Sometimes, it’s really that simple.
Iowa should feel decent about its chances to generate the less productive Nebraska version. The Hawkeyes have held their opponents to below 30% from deep this season (139-for-466, or 29.8%) That number is even slightly better in Big Ten play, where Iowa opponents are shooting just 28.4% from downtown (56-for-197).
Surviving Big Ten life on the road can be a daunting task, none more so than when foes enter Carver-Hawkeye Arena and often encounter the biggest crowd they’ve seen this season. Iowa has already had four home games with an attendance of 10,000+ and another five of 8,000+.
The effect of that, though is two-fold. Not only do the Hawkeyes have one of the true home-court advantages in women’s basketball, but Iowa doesn’t feel out of place when big crowds form to watch them on the road. Two of Iowa’s three best wins this year — at Michigan and at Ohio State — have come with more than 9,000 visiting fans in attendance.

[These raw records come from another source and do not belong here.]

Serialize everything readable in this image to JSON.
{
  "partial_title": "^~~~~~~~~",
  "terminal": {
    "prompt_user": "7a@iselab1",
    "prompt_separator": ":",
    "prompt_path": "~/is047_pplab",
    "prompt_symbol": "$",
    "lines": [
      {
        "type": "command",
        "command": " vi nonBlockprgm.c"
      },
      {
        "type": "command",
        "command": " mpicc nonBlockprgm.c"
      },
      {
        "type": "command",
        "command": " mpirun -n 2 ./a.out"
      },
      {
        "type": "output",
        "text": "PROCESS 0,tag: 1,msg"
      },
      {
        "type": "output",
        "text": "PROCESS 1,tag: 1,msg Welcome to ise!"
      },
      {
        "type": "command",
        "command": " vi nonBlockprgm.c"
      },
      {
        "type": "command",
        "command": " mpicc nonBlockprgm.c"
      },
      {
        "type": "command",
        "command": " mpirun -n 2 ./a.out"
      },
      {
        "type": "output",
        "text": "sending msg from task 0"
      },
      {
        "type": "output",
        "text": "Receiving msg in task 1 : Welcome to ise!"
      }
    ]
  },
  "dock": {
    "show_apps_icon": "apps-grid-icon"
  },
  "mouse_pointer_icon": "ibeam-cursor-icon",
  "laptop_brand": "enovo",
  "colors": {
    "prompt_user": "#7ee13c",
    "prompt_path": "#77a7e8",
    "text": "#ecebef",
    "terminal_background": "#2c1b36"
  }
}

“We’re used to it, and some people aren’t used it,” Bluder said. “You’re used to the noise and how to communicate when there’s that kind of noise. You can kind of fool yourself and think they’re cheering for you. But I think we are ready for those kinds of environments. And we have to be because it seems like everyone brings our their best promotions against us.”
Keeping Monday’s momentum flowing is essential if Iowa wants to land atop the conference and position itself best for the NCAA Tournament. The Hawkeyes have several tough showdowns ahead and know they get each team’s best shot every time out.
That should be the case again Saturday.
“It’s on to the next,” guard Gabbie Marshall said, “and that’s just what it is in the Big Ten.”
Dargan Southard is a sports trending reporter and covers Iowa athletics for the Des Moines Register and HawkCentral.com. Email him at firstname.lastname@example.org or follow him on Twitter at @Dargan_Southard.